> **Entries from a dataset of interfaces**
▼

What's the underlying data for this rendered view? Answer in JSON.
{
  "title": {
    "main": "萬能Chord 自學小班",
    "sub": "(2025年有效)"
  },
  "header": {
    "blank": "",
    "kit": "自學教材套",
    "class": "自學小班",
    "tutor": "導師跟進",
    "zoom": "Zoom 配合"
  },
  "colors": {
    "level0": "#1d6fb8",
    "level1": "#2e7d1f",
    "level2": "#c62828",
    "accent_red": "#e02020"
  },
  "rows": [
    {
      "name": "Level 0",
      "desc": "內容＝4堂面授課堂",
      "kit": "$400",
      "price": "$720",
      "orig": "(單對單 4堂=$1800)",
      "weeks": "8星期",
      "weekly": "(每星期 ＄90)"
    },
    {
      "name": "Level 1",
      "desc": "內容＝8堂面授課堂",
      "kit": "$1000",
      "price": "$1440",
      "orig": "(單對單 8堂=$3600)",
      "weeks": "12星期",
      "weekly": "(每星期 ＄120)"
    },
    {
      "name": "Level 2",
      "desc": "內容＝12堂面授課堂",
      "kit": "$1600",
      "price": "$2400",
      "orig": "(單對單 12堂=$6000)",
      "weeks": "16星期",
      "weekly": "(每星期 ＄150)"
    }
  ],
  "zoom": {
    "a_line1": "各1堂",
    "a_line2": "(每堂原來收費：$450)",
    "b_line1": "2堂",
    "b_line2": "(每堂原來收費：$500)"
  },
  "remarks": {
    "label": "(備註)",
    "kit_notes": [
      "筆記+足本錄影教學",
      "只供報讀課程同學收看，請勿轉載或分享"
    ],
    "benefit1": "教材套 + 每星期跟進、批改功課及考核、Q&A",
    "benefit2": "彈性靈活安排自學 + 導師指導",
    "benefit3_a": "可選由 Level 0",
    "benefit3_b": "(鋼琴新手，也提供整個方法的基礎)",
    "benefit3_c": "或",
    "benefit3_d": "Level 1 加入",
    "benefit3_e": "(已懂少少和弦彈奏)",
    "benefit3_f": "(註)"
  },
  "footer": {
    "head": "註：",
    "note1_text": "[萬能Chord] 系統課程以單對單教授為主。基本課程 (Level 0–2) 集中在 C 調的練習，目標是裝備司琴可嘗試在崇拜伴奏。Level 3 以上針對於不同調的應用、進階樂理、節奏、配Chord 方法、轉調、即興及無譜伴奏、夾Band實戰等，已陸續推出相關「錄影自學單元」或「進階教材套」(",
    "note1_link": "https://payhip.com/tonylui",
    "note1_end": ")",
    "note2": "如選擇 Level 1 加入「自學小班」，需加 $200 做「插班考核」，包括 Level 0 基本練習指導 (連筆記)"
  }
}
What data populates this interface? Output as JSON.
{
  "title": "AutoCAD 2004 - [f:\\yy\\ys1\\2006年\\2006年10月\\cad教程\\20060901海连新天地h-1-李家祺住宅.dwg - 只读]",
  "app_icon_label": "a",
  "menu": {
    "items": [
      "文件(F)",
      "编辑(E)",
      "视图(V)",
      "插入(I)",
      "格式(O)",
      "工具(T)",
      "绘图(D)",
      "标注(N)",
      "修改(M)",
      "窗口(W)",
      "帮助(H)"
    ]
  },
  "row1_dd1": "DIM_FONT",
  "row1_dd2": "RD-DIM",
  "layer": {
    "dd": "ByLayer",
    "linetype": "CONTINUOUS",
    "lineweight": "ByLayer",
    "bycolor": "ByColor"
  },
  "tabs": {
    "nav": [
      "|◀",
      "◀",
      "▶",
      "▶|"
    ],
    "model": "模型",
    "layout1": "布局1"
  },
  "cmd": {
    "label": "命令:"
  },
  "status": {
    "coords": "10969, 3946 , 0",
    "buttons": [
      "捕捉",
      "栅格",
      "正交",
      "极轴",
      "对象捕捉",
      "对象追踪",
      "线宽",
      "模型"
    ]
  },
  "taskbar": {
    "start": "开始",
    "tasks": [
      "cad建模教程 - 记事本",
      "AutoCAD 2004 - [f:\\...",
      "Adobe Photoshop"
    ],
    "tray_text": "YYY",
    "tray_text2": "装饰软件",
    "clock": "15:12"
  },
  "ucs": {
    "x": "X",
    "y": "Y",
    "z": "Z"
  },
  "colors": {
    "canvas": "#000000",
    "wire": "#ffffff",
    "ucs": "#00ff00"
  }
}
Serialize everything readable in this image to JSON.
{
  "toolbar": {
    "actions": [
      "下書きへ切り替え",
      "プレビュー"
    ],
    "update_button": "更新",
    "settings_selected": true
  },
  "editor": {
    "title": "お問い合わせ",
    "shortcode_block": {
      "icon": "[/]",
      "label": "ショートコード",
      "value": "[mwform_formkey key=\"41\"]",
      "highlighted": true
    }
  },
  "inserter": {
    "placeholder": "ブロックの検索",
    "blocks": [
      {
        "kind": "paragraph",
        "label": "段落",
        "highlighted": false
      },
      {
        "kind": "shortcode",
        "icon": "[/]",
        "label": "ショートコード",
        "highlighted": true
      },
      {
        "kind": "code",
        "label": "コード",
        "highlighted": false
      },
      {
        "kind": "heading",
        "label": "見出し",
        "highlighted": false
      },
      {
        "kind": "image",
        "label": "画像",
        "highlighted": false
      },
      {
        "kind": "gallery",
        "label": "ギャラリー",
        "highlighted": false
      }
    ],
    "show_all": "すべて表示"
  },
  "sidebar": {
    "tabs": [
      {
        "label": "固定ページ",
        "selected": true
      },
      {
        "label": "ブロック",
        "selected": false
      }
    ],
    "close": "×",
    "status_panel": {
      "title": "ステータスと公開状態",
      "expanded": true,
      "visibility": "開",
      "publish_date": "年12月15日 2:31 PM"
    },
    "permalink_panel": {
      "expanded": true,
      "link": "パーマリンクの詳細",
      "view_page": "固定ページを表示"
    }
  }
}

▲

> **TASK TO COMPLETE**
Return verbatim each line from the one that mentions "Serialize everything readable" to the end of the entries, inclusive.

> **TASK SOLUTION**
Serialize everything readable in this image to JSON.
{
  "toolbar": {
    "actions": [
      "下書きへ切り替え",
      "プレビュー"
    ],
    "update_button": "更新",
    "settings_selected": true
  },
  "editor": {
    "title": "お問い合わせ",
    "shortcode_block": {
      "icon": "[/]",
      "label": "ショートコード",
      "value": "[mwform_formkey key=\"41\"]",
      "highlighted": true
    }
  },
  "inserter": {
    "placeholder": "ブロックの検索",
    "blocks": [
      {
        "kind": "paragraph",
        "label": "段落",
        "highlighted": false
      },
      {
        "kind": "shortcode",
        "icon": "[/]",
        "label": "ショートコード",
        "highlighted": true
      },
      {
        "kind": "code",
        "label": "コード",
        "highlighted": false
      },
      {
        "kind": "heading",
        "label": "見出し",
        "highlighted": false
      },
      {
        "kind": "image",
        "label": "画像",
        "highlighted": false
      },
      {
        "kind": "gallery",
        "label": "ギャラリー",
        "highlighted": false
      }
    ],
    "show_all": "すべて表示"
  },
  "sidebar": {
    "tabs": [
      {
        "label": "固定ページ",
        "selected": true
      },
      {
        "label": "ブロック",
        "selected": false
      }
    ],
    "close": "×",
    "status_panel": {
      "title": "ステータスと公開状態",
      "expanded": true,
      "visibility": "開",
      "publish_date": "年12月15日 2:31 PM"
    },
    "permalink_panel": {
      "expanded": true,
      "link": "パーマリンクの詳細",
      "view_page": "固定ページを表示"
    }
  }
}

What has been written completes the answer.